The daily commute is an important element of transport and travel behaviour in the UK, and as such is relevant to discussions about the environment and sustainability, as well as social well-being. Economic research on the matter focuses on cost and structural factors, with preferences being given, whilst the psychological literature looks at how preferences are formed from attitudes and values, but tends to underplay the role of structural variables. This paper develops a simple structure of how attitudes, values and behaviours are linked, and tests them with multinomial and ordered regressions using data from Defra’s 2007 Survey of Attitudes and Behaviours in Relation to the Environment. The results found that attitudes towards cars and driving were a significant factor in transport choices, but environmental beliefs were only mildly significant, and only for some travel choices. Structural variables, here proxied by distance to work, were influential in most travel choices, as was age. Stated environmental behaviours however, were almost entirely insignificant. The results were robust, and suggest that policies aimed at structural or attitudinal change would be more effective than policies aimed at changing people’s environmental values.
|Place of Publication||Bath, U. K.|
|Publisher||Department of Economics, University of Bath|
|Publication status||Published - Jun 2010|
|Name||Bath Economics Research Working Papers|

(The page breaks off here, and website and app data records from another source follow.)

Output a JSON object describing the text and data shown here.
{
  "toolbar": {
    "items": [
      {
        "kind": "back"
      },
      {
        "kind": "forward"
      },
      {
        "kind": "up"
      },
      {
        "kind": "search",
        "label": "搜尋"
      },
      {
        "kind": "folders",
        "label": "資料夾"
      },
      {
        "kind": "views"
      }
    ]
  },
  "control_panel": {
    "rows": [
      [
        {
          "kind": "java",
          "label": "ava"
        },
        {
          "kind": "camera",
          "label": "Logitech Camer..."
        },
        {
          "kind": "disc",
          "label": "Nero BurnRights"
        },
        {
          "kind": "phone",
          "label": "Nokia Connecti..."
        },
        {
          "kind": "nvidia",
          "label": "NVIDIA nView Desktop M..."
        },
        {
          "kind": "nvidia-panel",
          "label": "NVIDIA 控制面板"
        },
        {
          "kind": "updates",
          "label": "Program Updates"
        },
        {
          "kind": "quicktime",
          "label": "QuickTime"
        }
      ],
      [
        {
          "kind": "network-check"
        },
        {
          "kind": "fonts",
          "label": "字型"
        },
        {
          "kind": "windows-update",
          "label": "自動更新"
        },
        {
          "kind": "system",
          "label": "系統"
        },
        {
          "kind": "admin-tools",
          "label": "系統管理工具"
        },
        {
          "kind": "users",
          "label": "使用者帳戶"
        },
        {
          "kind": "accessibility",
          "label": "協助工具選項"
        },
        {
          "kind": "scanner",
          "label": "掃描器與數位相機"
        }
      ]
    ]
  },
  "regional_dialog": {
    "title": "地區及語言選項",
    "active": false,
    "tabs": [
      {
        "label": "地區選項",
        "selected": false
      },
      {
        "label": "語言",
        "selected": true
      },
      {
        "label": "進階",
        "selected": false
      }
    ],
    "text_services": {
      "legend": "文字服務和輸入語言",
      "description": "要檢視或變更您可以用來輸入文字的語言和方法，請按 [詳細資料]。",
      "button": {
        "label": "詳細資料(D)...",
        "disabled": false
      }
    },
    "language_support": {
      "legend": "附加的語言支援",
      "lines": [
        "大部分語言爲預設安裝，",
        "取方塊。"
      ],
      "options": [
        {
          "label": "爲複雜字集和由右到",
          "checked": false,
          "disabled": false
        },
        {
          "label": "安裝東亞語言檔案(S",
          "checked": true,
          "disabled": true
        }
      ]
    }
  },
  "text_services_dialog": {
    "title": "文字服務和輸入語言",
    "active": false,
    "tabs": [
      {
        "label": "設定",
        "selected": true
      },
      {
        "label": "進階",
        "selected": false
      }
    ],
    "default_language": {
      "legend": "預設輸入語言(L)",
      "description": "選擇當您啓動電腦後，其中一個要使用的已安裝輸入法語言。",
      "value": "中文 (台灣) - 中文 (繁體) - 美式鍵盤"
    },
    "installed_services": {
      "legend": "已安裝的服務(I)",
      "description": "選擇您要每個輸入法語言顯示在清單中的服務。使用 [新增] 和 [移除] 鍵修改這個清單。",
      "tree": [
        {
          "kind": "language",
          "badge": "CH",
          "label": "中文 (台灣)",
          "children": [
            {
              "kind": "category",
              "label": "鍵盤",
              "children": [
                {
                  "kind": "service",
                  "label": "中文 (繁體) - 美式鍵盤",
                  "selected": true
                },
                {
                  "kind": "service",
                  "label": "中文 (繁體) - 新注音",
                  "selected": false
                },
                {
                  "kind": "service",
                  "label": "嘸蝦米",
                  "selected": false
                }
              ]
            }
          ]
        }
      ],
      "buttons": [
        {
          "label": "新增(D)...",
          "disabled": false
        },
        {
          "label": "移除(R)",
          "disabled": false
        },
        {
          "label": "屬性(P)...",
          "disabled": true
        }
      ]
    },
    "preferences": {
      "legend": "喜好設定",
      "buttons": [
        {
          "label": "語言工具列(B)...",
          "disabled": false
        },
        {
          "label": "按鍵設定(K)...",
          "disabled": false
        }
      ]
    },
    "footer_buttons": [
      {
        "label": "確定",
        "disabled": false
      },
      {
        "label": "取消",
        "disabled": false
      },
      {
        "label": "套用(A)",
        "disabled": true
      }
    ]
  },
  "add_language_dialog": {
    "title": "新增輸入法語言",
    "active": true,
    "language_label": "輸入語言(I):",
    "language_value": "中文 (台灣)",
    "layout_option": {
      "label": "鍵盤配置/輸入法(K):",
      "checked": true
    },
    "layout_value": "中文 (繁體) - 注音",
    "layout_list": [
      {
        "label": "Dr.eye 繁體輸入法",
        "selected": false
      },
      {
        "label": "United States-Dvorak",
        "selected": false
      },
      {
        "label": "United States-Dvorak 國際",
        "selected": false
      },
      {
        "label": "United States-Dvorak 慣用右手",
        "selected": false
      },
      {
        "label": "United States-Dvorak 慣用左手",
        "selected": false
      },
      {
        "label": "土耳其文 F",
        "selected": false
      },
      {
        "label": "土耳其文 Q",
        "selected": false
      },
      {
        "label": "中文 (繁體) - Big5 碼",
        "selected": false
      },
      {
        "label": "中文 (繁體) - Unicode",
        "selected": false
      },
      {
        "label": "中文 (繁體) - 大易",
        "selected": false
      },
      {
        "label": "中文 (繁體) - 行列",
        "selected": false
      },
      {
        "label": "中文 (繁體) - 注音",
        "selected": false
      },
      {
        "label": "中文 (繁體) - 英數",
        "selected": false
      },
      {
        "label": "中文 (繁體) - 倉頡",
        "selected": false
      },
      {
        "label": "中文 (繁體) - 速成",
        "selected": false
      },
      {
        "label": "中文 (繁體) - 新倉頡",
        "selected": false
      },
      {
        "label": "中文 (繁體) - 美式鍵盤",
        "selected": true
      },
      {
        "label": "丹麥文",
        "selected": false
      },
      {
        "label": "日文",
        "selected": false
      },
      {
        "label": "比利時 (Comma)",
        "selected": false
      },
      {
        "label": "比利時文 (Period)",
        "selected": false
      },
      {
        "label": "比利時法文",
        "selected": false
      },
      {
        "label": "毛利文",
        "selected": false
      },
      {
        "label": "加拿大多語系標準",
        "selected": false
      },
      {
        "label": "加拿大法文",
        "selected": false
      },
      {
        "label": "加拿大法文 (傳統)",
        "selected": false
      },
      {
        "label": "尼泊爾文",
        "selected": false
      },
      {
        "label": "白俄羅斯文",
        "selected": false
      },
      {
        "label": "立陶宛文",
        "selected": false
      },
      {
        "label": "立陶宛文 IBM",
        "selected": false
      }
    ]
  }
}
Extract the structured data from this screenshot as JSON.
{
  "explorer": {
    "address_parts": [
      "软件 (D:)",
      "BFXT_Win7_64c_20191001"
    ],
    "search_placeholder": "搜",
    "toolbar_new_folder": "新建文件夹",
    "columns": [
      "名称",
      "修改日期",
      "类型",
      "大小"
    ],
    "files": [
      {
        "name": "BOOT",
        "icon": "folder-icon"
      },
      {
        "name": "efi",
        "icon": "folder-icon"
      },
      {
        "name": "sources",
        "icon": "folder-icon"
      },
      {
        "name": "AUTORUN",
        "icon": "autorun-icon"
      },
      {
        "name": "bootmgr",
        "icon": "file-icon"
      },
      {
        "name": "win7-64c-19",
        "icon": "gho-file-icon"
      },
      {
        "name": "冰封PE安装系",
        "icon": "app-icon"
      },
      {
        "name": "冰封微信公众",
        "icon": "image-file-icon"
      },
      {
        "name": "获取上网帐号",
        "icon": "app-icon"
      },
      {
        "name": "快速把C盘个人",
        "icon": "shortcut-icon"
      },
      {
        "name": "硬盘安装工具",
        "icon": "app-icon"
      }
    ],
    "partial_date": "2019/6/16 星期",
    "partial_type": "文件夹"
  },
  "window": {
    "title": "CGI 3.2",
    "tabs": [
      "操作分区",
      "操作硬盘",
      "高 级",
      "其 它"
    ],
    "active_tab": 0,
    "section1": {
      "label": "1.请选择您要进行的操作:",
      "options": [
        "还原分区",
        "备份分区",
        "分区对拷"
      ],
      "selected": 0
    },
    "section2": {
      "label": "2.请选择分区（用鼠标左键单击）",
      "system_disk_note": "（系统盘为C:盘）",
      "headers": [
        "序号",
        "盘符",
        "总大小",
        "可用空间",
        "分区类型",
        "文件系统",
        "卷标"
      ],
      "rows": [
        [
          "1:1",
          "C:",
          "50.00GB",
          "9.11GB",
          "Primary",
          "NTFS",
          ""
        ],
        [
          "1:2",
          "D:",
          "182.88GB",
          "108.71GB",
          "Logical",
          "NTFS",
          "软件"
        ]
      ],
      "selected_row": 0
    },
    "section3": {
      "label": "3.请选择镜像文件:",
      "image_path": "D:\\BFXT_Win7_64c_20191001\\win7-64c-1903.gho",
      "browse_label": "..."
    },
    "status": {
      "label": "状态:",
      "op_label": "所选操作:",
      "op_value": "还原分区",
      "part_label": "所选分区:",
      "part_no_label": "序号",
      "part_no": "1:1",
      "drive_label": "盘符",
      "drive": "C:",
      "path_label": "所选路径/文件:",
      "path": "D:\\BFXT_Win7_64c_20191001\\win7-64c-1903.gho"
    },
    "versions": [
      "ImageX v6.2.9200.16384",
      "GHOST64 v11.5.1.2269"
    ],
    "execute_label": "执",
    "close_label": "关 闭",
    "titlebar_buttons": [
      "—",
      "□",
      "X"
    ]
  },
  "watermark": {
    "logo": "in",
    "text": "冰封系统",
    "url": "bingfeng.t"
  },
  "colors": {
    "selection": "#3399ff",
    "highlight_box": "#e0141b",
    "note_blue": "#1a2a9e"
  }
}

Arnold, S. (2010). Environmental Decision Making and Behaviours: How do People Choose how to Travel to Work? (Bath Economics Research Working Papers; No. 07/10). Department of Economics, University of Bath.